Crowell, who turned 26 in January, was one-and-done with the New York Jets. After four seasons with the Cleveland Browns, he signed a three-year, $12 million contract ($4 million guaranteed at signing) and became the starting running back last season.
Marshawn Lynch played the past two seasons with the Raiders, and with coach Jon Gruden acknowledging a need at running back, he would welcome the Oakland native back for another season.
From the Raiders’ big trade to acquire playmaker Antonio Brown to the issue of Seattle replacing Earl Thomas, NFL Nation rates each team’s free-agency performance.

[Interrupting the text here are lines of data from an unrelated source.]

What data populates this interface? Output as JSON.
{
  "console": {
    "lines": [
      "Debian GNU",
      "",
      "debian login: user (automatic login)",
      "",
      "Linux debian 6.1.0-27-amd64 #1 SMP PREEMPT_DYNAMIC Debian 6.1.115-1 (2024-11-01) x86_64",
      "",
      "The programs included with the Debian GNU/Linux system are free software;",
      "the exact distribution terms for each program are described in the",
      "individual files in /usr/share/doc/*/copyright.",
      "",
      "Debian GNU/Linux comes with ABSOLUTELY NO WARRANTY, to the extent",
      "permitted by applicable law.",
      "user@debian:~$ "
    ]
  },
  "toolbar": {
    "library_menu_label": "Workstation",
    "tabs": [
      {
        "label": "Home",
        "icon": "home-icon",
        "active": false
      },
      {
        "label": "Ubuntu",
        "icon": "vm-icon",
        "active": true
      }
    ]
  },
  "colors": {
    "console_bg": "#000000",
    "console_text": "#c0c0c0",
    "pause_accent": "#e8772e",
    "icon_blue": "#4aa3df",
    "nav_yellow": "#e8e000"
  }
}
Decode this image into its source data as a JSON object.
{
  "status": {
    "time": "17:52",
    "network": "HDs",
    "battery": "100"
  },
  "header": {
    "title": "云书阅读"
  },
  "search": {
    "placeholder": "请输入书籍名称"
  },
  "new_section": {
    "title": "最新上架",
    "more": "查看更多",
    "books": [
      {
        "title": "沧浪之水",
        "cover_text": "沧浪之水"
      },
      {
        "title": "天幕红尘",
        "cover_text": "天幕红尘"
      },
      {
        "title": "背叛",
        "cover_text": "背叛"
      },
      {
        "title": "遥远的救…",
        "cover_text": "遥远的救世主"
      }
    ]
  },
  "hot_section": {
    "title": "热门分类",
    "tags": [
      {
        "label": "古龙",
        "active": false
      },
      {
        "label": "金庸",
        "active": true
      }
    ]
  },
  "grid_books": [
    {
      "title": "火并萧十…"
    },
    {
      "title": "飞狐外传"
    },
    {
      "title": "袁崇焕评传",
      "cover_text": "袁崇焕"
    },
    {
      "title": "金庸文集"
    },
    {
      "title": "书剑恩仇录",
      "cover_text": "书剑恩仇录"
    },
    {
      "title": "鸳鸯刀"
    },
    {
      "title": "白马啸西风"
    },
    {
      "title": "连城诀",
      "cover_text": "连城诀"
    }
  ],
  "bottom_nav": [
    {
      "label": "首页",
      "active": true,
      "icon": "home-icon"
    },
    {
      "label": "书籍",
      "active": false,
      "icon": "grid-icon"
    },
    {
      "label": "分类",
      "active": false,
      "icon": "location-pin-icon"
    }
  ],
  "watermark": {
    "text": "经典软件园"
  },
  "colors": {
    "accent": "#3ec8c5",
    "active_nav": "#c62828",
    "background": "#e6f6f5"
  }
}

He rushed for 685 yards, six touchdowns and a 4.8-yard average, but it was an odd season in that one-third of his production came in one game. In a Week 5 victory over the Denver Broncos, he set the franchise record with 219 rushing yards.
The most amazing part about it was he needed only 15 carries — a remarkable 14.6 per-carry average. It was the highest average in a game (minimum: 15 attempts) by any player in NFL history.
Crowell’s season dipped sharply after his record-setting day, as he eclipsed 49 yards only once for the remainder of the year. He battled foot and ankle injuries and finished on injured reserve.
He created national headlines with an unsportsmanlike-conduct penalty in Week 3 at Cleveland. After scoring against his former team, Crowell celebrated by pretending to wipe his rear end with the ball, which he threw into the ground.
Crowell received a public rebuke from then-coach Todd Bowles. He was fined $13,369 by the NFL, but he parlayed the crude gesture into an endorsement deal with a company that sells toilet wipes for men.
In 2016, Crowell sparked a controversy when he posted on his Instagram account an illustration of a police officer being stabbed in the neck by a hooded figure. It was his response to the fatal shootings of two black men by Dallas police officers. A day later, five officers were killed by sniper fire. Crowell later apologized and donated a game check to the police department.
In five seasons, Crowell has 3,803 rushing yards and 27 touchdowns.
Marshall became a free agent after the Broncos opted not to exercise their team option with two years left on his contract. The 29-year-old appeared in 11 games last season but compiled only 42 tackles and didn’t have a sack or interception.
After the season, Marshall acknowledged that he wasn’t sure what his future looked like after the Broncos (6-10) missed the playoffs for the third straight season since their Super Bowl win in 2015.
“You don’t know,” Marshall said. “You know there’s going to be a lot of change because we didn’t make the playoffs the last three years. Yeah, we won a Super Bowl, but it just hasn’t been right the last couple years. For me, I say it’s up in the air. You don’t know what the new coaches want, what they’re going to do upstairs.”
A true leader.
On and off the field.
— Denver Broncos (@Broncos) March 28, 2019
Marshall joined the Broncos in 2013 after one season with the Jacksonville Jaguars, who selected him in the fifth round (142nd overall) of the 2012 draft. For his career, he has 419 tackles, 6.5 sacks, four forced fumbles and two interceptions.
ESPN’s Paul Gutierrez, Jeff Legwold and Rich Cimini contributed to this report.